(DATA PROVIDED):

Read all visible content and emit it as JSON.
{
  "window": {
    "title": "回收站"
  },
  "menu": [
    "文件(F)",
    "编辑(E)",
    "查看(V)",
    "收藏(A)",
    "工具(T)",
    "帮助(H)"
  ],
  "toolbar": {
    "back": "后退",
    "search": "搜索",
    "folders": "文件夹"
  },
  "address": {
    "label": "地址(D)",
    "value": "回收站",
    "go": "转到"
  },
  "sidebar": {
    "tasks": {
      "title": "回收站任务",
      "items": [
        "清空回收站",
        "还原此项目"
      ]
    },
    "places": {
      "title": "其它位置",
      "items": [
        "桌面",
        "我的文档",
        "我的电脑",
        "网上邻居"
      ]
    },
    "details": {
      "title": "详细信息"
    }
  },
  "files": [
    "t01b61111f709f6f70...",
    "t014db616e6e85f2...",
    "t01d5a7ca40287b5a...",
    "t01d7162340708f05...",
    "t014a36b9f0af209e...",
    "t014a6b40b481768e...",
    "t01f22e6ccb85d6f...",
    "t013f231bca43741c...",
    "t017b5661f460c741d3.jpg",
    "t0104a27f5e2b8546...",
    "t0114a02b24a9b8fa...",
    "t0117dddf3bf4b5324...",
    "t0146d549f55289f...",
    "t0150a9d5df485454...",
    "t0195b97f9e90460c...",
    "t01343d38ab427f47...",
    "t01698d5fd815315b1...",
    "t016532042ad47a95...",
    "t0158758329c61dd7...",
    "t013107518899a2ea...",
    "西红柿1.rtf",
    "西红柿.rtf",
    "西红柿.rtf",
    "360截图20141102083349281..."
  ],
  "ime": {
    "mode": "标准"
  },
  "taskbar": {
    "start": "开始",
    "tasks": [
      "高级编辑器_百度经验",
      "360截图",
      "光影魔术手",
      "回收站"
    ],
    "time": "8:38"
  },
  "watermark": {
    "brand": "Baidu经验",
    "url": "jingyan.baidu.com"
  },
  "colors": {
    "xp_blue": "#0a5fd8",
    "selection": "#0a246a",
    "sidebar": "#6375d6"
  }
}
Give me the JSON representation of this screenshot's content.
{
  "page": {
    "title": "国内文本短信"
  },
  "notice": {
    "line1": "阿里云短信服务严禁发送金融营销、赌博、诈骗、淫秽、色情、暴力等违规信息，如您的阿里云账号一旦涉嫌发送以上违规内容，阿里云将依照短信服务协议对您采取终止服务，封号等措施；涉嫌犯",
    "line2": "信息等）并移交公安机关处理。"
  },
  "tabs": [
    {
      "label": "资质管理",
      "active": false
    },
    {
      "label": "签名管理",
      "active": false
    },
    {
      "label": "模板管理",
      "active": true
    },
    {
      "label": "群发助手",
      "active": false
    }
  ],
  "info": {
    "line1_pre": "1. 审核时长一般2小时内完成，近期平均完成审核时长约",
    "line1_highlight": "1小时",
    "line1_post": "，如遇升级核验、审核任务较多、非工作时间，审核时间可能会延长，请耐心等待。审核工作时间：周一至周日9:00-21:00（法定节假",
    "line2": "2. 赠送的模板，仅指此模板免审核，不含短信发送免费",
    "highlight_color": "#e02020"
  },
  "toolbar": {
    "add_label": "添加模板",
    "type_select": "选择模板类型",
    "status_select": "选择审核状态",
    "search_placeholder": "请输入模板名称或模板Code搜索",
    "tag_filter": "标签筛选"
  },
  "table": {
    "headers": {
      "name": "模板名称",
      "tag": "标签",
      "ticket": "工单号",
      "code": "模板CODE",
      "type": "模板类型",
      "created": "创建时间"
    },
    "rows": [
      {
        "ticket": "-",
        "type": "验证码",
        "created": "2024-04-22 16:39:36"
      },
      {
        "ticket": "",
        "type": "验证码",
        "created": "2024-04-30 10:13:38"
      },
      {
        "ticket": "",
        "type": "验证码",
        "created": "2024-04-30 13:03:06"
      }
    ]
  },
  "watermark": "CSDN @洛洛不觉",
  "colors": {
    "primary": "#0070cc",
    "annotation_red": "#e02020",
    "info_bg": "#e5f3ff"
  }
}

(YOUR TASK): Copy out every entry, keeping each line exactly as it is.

(ANSWER FOR THIS EXERCISE):
Read all visible content and emit it as JSON.
{
  "window": {
    "title": "回收站"
  },
  "menu": [
    "文件(F)",
    "编辑(E)",
    "查看(V)",
    "收藏(A)",
    "工具(T)",
    "帮助(H)"
  ],
  "toolbar": {
    "back": "后退",
    "search": "搜索",
    "folders": "文件夹"
  },
  "address": {
    "label": "地址(D)",
    "value": "回收站",
    "go": "转到"
  },
  "sidebar": {
    "tasks": {
      "title": "回收站任务",
      "items": [
        "清空回收站",
        "还原此项目"
      ]
    },
    "places": {
      "title": "其它位置",
      "items": [
        "桌面",
        "我的文档",
        "我的电脑",
        "网上邻居"
      ]
    },
    "details": {
      "title": "详细信息"
    }
  },
  "files": [
    "t01b61111f709f6f70...",
    "t014db616e6e85f2...",
    "t01d5a7ca40287b5a...",
    "t01d7162340708f05...",
    "t014a36b9f0af209e...",
    "t014a6b40b481768e...",
    "t01f22e6ccb85d6f...",
    "t013f231bca43741c...",
    "t017b5661f460c741d3.jpg",
    "t0104a27f5e2b8546...",
    "t0114a02b24a9b8fa...",
    "t0117dddf3bf4b5324...",
    "t0146d549f55289f...",
    "t0150a9d5df485454...",
    "t0195b97f9e90460c...",
    "t01343d38ab427f47...",
    "t01698d5fd815315b1...",
    "t016532042ad47a95...",
    "t0158758329c61dd7...",
    "t013107518899a2ea...",
    "西红柿1.rtf",
    "西红柿.rtf",
    "西红柿.rtf",
    "360截图20141102083349281..."
  ],
  "ime": {
    "mode": "标准"
  },
  "taskbar": {
    "start": "开始",
    "tasks": [
      "高级编辑器_百度经验",
      "360截图",
      "光影魔术手",
      "回收站"
    ],
    "time": "8:38"
  },
  "watermark": {
    "brand": "Baidu经验",
    "url": "jingyan.baidu.com"
  },
  "colors": {
    "xp_blue": "#0a5fd8",
    "selection": "#0a246a",
    "sidebar": "#6375d6"
  }
}
Give me the JSON representation of this screenshot's content.
{
  "page": {
    "title": "国内文本短信"
  },
  "notice": {
    "line1": "阿里云短信服务严禁发送金融营销、赌博、诈骗、淫秽、色情、暴力等违规信息，如您的阿里云账号一旦涉嫌发送以上违规内容，阿里云将依照短信服务协议对您采取终止服务，封号等措施；涉嫌犯",
    "line2": "信息等）并移交公安机关处理。"
  },
  "tabs": [
    {
      "label": "资质管理",
      "active": false
    },
    {
      "label": "签名管理",
      "active": false
    },
    {
      "label": "模板管理",
      "active": true
    },
    {
      "label": "群发助手",
      "active": false
    }
  ],
  "info": {
    "line1_pre": "1. 审核时长一般2小时内完成，近期平均完成审核时长约",
    "line1_highlight": "1小时",
    "line1_post": "，如遇升级核验、审核任务较多、非工作时间，审核时间可能会延长，请耐心等待。审核工作时间：周一至周日9:00-21:00（法定节假",
    "line2": "2. 赠送的模板，仅指此模板免审核，不含短信发送免费",
    "highlight_color": "#e02020"
  },
  "toolbar": {
    "add_label": "添加模板",
    "type_select": "选择模板类型",
    "status_select": "选择审核状态",
    "search_placeholder": "请输入模板名称或模板Code搜索",
    "tag_filter": "标签筛选"
  },
  "table": {
    "headers": {
      "name": "模板名称",
      "tag": "标签",
      "ticket": "工单号",
      "code": "模板CODE",
      "type": "模板类型",
      "created": "创建时间"
    },
    "rows": [
      {
        "ticket": "-",
        "type": "验证码",
        "created": "2024-04-22 16:39:36"
      },
      {
        "ticket": "",
        "type": "验证码",
        "created": "2024-04-30 10:13:38"
      },
      {
        "ticket": "",
        "type": "验证码",
        "created": "2024-04-30 13:03:06"
      }
    ]
  },
  "watermark": "CSDN @洛洛不觉",
  "colors": {
    "primary": "#0070cc",
    "annotation_red": "#e02020",
    "info_bg": "#e5f3ff"
  }
}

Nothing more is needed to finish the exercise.